“Dreadlocks can be traced to just about every civilization in history,” says Chimere Faulk, an Atlanta-based natural hair stylist and owner of Dr. Locs. “No matter the race, you will find a connection to having dreadlocks for spiritual reasons.”
Princess Gabbara wrote in Ebony Magazine, “Every person with dreads is not a smoker who listens to Reggae music, contrary to popular (and foolish) belief. Similarly, you don’t have to be Rasta to wear locs and not wearing locs certainly doesn’t make someone less Rasta. Locs are not dirty, and they’re not something that should be feared. They’re beautiful, bold and regal. The epitome of freedom. Locs are divine.”

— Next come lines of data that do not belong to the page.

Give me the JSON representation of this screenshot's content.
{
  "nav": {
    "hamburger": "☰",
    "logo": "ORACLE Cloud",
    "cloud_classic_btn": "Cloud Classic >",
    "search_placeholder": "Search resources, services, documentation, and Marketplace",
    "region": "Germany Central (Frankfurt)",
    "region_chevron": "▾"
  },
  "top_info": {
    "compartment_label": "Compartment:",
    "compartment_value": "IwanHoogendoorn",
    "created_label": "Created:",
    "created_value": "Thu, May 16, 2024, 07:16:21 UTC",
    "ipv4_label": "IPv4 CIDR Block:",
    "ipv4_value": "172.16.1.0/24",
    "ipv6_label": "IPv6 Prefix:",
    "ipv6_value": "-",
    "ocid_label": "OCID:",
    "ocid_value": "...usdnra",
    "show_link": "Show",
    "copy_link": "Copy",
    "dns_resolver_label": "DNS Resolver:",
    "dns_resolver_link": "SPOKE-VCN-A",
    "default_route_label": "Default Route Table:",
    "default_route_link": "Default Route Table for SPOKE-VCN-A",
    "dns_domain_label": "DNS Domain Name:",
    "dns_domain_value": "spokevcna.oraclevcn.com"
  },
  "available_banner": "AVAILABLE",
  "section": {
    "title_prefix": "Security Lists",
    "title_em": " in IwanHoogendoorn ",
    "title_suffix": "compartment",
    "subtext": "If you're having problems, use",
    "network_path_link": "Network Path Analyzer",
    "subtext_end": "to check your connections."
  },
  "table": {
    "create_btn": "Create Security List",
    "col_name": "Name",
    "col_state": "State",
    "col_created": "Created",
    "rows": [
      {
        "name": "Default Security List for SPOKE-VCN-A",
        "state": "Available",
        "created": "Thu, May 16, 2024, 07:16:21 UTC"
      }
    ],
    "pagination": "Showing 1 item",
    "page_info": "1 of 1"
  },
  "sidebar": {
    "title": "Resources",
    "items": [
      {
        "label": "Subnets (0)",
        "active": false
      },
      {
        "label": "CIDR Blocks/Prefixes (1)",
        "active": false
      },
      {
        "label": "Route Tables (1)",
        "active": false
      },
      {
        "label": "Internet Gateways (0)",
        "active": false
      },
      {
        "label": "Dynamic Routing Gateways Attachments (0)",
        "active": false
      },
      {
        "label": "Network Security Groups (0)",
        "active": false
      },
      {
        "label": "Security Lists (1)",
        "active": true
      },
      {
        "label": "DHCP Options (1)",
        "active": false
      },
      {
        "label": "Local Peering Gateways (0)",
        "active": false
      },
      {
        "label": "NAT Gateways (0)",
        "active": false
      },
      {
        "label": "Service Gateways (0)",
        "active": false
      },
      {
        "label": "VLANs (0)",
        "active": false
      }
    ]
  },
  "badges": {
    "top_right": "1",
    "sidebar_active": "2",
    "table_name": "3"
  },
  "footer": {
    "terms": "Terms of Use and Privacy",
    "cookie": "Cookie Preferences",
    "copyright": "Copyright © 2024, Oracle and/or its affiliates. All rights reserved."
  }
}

Dreadlocks have been seen throughout the world in various times in history. Dreadlocks are not going anywhere, you can see celebrities like Whoopi Goldberg, Brandy, and Ciara who still wear long locs. What makes dreadlocks so beautiful to me is that they represent a spiritual identity or a political statement. I feel if a person decides to wear dreadlocks they need to do some research to understand what this hairstyle represents to different cultures. We need to erase the stigmas behind dreadlocks by understanding the vast history behind this hairstyle and what it represents to diverse cultures throughout the world.
With all this said, dreadlocks can belong to anyone and everyone. I feel that they may have been related to as being culturally appropriated because of the lack of understanding and knowledge on both sides of the cultural appropriation argument. Dreadlocks do not belong to one group of people, they are seen everywhere throughout the world. Like everything in life, do your research on what you are interested before making any commitments.
Until next week.
Gabbara, P. (2016, October 18). The History of Dreadlocks. Retrieved April 14, 2018, from http://www.ebony.com/style/history-dreadlocks
Bryant, T., & History Of Dreadlocks Black Hair Culture. (December 20, 2017.). A Look At The History Of Locs. Retrieved April 14, 2018, from https://www.refinery29.com/2015/04/86174/history-of-dreadlocks#slide-1
The History of Dreadlocks. (2014). Retrieved April 14, 2018, from http://dreadfactory.de/en/tips-infos/the-history-of-dreadlocks/
Hinduism. (2010). Retrieved April 14, 2018, from http://www.sacred-texts.com/hin/
THE GEOGRAPHY OF HAIR
The Geography of Hair is devoted to share experiences and stories in cosmetology and how it has affected people, myself, or us as a society.